Come explore the sculptures that have transformed the City of Effingham's avenues into an art gallery. Over 30 sculptures created by some of the Midwest's best known and unknown sculptors bring life to the streets of Effingham as part of the annual "Sculptures on the Avenues" outdoor exhibition. Sculptures on the Avenues is a self-guided walking tour that begins at City Hall, located at 201 E. Jefferson Ave. From there, the exhibition winds in and out of Downtown Effingham. An informative guide, which facilitates a walking tour, is available at the Effingham Visitors Center or City Hall.

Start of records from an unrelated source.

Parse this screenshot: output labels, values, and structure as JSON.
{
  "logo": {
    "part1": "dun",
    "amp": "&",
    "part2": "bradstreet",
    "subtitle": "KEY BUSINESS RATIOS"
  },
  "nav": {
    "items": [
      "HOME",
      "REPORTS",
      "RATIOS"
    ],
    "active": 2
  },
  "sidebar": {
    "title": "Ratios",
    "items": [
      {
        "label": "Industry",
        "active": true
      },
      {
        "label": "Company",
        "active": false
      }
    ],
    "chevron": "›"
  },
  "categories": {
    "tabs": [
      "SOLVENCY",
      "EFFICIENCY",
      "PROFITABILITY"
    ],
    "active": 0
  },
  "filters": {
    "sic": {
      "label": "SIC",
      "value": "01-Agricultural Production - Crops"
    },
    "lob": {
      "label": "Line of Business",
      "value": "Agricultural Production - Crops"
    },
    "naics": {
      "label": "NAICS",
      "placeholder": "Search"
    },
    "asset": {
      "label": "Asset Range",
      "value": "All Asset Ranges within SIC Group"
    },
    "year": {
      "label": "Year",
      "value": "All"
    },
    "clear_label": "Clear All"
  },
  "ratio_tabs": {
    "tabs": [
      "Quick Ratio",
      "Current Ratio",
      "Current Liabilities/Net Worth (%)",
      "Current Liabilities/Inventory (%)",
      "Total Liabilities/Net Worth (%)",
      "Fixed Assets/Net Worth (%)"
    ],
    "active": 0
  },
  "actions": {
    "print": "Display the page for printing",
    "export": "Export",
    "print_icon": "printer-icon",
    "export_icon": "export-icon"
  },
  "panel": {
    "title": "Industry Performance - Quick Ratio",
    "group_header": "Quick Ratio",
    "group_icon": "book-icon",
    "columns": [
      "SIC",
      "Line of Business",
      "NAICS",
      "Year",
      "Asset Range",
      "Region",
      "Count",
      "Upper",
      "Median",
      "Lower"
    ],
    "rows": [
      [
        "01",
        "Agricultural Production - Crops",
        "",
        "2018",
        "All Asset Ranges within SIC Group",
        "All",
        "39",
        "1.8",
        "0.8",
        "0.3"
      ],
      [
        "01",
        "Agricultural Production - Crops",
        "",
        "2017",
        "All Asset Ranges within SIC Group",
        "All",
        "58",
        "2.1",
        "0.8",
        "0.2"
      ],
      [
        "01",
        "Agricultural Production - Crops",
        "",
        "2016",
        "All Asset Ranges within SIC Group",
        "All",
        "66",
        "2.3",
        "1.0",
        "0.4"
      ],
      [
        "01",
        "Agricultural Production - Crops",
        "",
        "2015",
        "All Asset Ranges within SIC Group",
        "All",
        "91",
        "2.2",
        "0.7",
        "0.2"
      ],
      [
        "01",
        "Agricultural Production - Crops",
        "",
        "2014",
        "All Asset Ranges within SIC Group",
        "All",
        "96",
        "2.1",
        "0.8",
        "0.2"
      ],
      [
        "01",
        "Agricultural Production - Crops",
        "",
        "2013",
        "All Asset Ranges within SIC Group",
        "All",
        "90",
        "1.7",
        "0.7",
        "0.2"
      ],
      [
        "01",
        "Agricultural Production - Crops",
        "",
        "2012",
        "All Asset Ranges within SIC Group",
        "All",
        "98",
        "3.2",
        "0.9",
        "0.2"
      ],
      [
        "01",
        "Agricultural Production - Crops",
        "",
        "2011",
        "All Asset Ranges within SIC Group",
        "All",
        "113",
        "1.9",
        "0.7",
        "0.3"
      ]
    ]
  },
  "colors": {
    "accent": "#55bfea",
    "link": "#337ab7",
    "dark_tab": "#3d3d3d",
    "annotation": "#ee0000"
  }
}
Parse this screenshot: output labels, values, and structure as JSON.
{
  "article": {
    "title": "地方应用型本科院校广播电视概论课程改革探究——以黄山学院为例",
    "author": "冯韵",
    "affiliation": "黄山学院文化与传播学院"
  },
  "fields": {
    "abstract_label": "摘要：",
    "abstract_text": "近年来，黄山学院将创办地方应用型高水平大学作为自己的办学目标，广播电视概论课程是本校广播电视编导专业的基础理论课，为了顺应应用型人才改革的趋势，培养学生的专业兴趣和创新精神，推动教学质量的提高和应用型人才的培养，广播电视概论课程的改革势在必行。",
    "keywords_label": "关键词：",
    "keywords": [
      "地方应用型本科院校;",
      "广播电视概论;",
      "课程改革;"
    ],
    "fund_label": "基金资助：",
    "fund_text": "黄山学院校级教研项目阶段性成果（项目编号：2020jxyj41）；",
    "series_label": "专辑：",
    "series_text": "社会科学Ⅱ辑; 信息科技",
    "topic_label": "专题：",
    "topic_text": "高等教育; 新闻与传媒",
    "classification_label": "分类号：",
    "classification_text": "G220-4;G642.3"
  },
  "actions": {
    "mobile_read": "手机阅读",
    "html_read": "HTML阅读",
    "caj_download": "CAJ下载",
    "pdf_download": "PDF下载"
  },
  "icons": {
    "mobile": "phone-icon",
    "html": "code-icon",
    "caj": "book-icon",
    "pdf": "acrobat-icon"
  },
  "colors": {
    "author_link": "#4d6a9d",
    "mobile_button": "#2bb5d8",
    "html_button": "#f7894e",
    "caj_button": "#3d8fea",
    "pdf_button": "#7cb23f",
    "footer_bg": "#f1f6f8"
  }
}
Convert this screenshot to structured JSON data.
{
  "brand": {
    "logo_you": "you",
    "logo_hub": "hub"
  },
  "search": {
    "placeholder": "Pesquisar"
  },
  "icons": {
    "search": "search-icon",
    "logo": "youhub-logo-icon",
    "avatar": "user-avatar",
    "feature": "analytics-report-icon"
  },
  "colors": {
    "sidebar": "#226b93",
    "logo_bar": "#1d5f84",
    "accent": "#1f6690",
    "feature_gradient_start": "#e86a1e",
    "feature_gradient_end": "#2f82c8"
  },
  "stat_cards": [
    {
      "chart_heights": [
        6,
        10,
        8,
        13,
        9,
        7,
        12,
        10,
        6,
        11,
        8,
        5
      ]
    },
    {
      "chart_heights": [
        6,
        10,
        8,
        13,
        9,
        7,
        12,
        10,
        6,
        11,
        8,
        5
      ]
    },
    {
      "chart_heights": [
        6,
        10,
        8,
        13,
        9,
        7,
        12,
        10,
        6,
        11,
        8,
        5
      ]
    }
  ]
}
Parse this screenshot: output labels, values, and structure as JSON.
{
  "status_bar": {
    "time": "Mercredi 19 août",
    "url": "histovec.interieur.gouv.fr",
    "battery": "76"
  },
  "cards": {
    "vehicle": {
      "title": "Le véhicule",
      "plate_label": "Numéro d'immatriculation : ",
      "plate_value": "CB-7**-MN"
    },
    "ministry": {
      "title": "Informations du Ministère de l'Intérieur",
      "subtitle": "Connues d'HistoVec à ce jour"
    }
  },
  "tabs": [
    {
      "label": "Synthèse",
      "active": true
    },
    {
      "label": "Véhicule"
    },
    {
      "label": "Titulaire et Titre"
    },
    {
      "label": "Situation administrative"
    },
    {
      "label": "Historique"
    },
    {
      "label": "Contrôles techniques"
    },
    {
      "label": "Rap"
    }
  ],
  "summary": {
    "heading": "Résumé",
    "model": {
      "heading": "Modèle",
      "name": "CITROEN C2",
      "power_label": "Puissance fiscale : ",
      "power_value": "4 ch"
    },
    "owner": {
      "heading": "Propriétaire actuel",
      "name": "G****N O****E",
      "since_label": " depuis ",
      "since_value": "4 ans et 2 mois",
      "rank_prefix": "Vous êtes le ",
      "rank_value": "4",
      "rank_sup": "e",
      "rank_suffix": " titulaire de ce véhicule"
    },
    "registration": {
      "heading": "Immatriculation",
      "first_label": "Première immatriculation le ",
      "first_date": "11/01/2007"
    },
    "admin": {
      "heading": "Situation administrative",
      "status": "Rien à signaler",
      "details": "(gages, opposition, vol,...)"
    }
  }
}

Stang Arts Studio & Gallery features art classes for both children and adults, along with holding various events throughout the year. The artist, Jamie Stang, also specializes in "paint parties." These parties are great for a group, as they feature great food, drinks, music and art. Jamie helps visitors discover their inner-artist while relaxing in a chic studio-style atmosphere. Check out her gallery while you're there too.
The Donald E. Stephens Convention Center offers a total 840,000 square feet of flexible exhibition space. Configure it any way you like. You may need a 500-booth to 800-booth area, or 100 to 200 booths. If you’re planning a larger show, you’ll appreciate our continuous 250,000 square-foot space for 1,225 booths. Or you can create a multiple hall layout for up to 3,566 booths. Customized floor plans are our specialty, so just ask.
A kinetic water sculpture fountain sculpted by internationally acclaimed artist Christian Tobin Isaac(squared) brings Aurora the most mysterious essence of both science and art. Here the hydrostatic force of water unleashing the kinetic energy of stone creates a work of compelling vitality inviting us to look and linger, talk and even dream. These four massive granite obelisks - 12 feet in height, weighing 4000 pounds each- feature top-stone segments, rhythmically rocking and swiveling, balanced on cushions of water. Each time a top-stone centers itself on the middle of its tower and is restored to equilibrium, the power of gravity is once more proclaimed: each turn of a stone replying to the center of the earth. The elemental effect of the force of water through each of these commanding rock pillars cascading onto the pedestrian walk below brings us together with the laws of nature and the transformational power of art.